Montaigne, Michel de. Complete Essays of Montaigne. Donald M. Frame, trans. Rice, Jeff. Skerl, Jenny. William S. Boston, MA: G. Stroupe, Craig. Sullivan, Patricia A. Tzara, Tristan. Questions and Topics for Discussion 1 In his introduction, Lopate suggests that the personal essay implies a "certain unity to human experience.
Can you read your own concerns and experiences into the framework of these essays? To what extent does its theme have meaning for you despite the aspects of its content that may be alien to you?
With these distinctions in mind, think about the pieces listed in the Contents by Form under "Memoir. When you tell a story from your own life, do you use similar techniques? I like this argument. Marriage is a lot of work and I think a lot of kids in my ward could benefit from this. My parents taught me well how much work marriage is, but I think many of my friends see it as the answer to their problems.
I think marriage is something wonderful and something I now look forward to though that was not always the case , but it needs to stop being idealized as a fix-all solution. Form: This was meant to be a persuasive essay.
Stevenson obviously has a lot of feeling on the subject because of personal experience as the biography states , but he leaves it pretty impersonal. In fact, before I read the biography and casually skimmed this essay I misunderstood it completely, thinking that Stevenson was arguing that marriage anything but a positive experience.
It is not very concrete and does not give many concrete examples, which might be one reason why it is kind of difficult to wade through. Along with that the organization is like most of the essays from this time, go with the flow till you reach the conclusion. What I can gather is that the essays starts on one large sentence on hope, goes through a few abstractions, and then argues them.

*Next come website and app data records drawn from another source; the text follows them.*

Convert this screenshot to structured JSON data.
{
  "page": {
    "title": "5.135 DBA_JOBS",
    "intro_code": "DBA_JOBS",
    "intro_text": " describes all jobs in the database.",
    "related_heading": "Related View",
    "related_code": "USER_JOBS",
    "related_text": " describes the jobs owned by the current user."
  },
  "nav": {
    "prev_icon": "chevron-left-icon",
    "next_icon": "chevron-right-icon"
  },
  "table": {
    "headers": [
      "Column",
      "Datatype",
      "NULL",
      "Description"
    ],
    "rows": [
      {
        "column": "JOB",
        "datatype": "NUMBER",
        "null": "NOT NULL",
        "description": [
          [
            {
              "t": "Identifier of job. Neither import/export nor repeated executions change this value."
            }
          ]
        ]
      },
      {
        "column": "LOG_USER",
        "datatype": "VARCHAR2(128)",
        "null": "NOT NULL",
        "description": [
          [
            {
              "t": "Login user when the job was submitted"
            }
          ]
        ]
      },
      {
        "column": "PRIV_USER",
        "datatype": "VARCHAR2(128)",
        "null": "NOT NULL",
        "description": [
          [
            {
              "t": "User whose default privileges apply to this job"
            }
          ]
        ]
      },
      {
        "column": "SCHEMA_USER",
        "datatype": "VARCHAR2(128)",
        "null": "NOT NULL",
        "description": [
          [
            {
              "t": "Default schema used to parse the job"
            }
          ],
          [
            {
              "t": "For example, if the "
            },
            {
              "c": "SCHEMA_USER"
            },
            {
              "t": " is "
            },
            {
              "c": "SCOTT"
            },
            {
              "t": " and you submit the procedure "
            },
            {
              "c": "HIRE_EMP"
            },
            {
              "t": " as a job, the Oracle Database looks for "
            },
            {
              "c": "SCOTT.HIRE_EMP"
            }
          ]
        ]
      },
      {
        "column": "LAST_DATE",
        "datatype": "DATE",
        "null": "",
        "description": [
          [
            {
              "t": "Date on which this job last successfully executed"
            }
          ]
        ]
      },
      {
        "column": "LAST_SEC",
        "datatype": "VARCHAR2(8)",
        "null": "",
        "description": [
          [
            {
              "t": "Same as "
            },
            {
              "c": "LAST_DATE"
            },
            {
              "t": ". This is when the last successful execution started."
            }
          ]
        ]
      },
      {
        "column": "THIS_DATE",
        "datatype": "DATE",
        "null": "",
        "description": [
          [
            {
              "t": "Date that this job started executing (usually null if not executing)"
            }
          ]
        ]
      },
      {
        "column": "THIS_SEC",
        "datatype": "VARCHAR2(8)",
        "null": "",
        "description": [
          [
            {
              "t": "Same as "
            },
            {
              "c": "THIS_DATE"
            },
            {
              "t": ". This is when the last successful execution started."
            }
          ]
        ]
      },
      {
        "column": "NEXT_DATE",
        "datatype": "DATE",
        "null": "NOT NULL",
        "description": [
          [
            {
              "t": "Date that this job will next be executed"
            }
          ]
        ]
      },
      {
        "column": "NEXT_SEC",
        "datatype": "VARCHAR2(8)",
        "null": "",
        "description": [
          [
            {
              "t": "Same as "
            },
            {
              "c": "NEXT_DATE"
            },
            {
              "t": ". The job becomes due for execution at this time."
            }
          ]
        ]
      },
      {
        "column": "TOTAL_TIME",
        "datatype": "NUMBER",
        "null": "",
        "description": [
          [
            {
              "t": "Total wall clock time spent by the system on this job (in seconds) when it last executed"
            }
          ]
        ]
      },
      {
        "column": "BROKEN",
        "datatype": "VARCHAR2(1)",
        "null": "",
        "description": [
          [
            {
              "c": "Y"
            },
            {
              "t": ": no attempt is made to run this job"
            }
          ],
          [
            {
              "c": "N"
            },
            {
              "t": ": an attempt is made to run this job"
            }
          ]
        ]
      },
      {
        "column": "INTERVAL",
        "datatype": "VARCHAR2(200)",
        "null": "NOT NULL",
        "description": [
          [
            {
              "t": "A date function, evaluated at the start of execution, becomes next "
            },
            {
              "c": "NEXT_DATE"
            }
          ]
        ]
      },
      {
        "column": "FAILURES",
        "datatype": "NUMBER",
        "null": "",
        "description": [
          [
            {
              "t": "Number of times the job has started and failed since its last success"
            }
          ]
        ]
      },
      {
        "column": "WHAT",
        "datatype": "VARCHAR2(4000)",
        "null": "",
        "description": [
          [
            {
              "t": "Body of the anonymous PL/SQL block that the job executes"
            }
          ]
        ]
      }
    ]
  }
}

It takes a few paragraphs to get to the point, which is very unlike a more modern essay form. A Piece of Chalk by G. Chesterton Content: I love pretty much everything written by Chesterton. Even though he meant it more as a moral thing, virtue needing to be tested, the color debate it is one I have had with myself many times. As a painter, white is not a color. Black is.
London: Longman, The ethos of deep self reflection accompanied by introvert and solitary musing is pervasive in the Romantic personal essays. The essay ends in a note of melancholy when the dream shifts to reality. Academic writing—Study and teaching.

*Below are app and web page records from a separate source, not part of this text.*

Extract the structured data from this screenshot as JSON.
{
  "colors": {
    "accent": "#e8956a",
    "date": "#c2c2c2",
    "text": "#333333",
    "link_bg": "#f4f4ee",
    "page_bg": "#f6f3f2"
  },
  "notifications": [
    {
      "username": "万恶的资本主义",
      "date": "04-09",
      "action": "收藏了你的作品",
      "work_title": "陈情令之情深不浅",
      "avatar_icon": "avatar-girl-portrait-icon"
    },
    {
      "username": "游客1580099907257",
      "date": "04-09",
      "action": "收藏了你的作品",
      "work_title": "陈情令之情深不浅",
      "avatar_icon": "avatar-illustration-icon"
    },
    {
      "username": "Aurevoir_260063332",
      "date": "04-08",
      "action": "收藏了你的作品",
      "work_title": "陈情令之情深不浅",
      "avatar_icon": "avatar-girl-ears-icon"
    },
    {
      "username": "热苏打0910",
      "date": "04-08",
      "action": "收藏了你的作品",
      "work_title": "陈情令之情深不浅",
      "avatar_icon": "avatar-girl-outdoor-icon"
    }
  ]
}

Before he assumed the mask of Elia, he tried a number of masks.
This stylistically defined aspect of freedom is accentuated by a contrast with those forms of expression where conformity to traditional frames is prescribed over individual creativity. Third, the realization of this subversive potential of the form logically leads to the revelation of its value as a mode of discourse and its repositioning at the centre instead at the margins. The advice given to his wife was clear on that, and he commended her for handling it so well. The cheerful and dynamic pen life of Elia helped Lamb to circumvent the misfortunes of his personal life. I have to hide my weaknesses under these great authorities" in Lopate , xli. According to Lanham, the word processor, with its powers of selection and rearrangement has pointed the way, "above all, [to] a pervasive reversal of use and ornament, a turning of purpose to play and game, a continual effort not, as with the Amoldian canon, to purify our motives, but to keep them in a roiling, rich mixture of play, game and purpose ,
As most of his personal memories are painful, he expresses them humourously.
In the deepest sense his style is natural and all his own. Klaus, Carl H. Refined Raw Materials. When you tell a story from your own life, do you use similar techniques? He borrowed the person but not the personality of Coleridge. By relating the essay to the concept of ideology he lifts the form out of the narrow www.
The cheerful and dynamic pen life of Elia helped Lamb to circumvent the misfortunes of his personal life.
Segall and Robert Smart; foreword by Hans Bergmann. Essays of Elia.